Background: Mechanical ventilation (MV) may cause ventilator-induced lung injury (VILI) and may thereby contribute to fatal multiple organ failure. We tested the hypothesis that injurious MV of lipopolysaccharide (LPS) pre-injured lungs induces myocardial inflammation and further dysfunction ex vivo, through calcium (Ca2+)-dependent mechanism.
Materials and methods: N = 35 male anesthetized and paralyzed male Wistar rats were randomized to intratracheal instillation of 2 mg/kg LPS or nothing and subsequent MV with lung-protective settings (low tidal volume (V-t) of 6 mL/kg and 5 cmH(2)O positive end-expiratory pressure (PEEP)) or injurious ventilation (high V-t of 19 mL/kg and 1 cmH(2)O PEEP) for 4 hours. Myocardial function ex vivo was evaluated in a Langendorff setup and Ca2+ exposure. Key mediators were determined in lung and heart at the mRNA level.
Results: Instillation of LPS and high V-t MV impaired gas exchange and, particularly when combined, increased pulmonary wet/dry ratio; heat shock protein (HSP)70 mRNA expression also increased by the interaction between LPS and high V-t MV. For the heart, C-X-C motif ligand (CXCL)1 and Toll-like receptor (TLR)2 mRNA expression increased, and ventricular (LV) systolic pressure, LV developed pressure, LV +dP/dt(max) and contractile responses to increasing Ca2+ exposure ex vivo decreased by LPS. High V-t ventilation aggravated the effects of LPS on myocardial inflammation and dysfunction but not on Ca2+ responses.

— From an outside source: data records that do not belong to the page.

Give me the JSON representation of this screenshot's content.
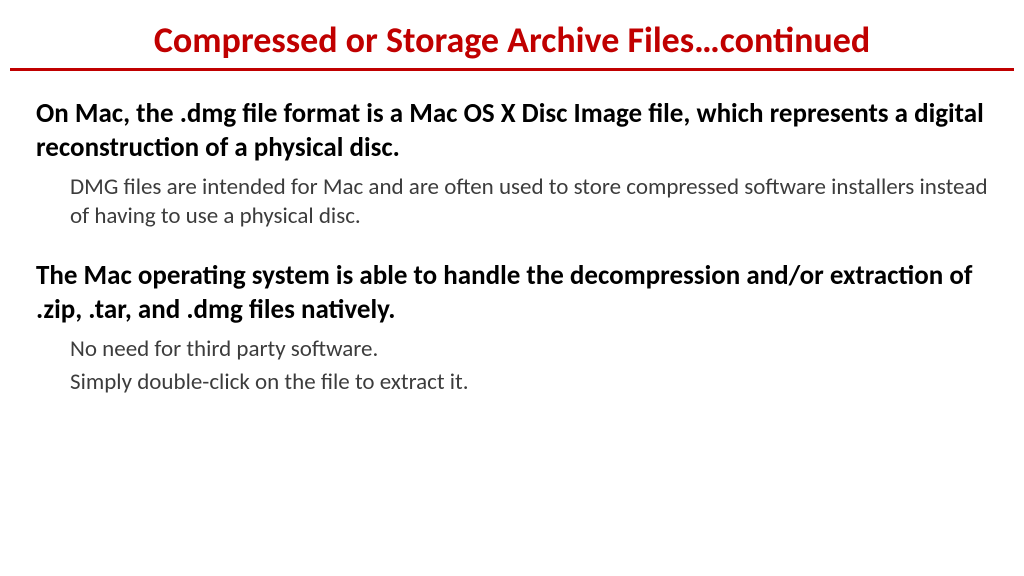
{
  "title": "Compressed or Storage Archive Files…continued",
  "blocks": [
    {
      "lead": "On Mac, the .dmg file format is a Mac OS X Disc Image file, which represents a digital reconstruction of a physical disc.",
      "subs": [
        "DMG files are intended for Mac and are often used to store compressed software installers instead of having to use a physical disc."
      ]
    },
    {
      "lead": "The Mac operating system is able to handle the decompression and/or extraction of .zip, .tar, and .dmg files natively.",
      "subs": [
        "No need for third party software.",
        "Simply double-click on the file to extract it."
      ]
    }
  ]
}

Conclusions: Injurious MV by high V-t aggravates the effects of intratracheal instillation of LPS on myocardial dysfunction, possibly through enhancing myocardial inflammation via pulmonary release of HSP70 stimulating cardiac TLR2, not involving Ca2+ handling and sensitivity.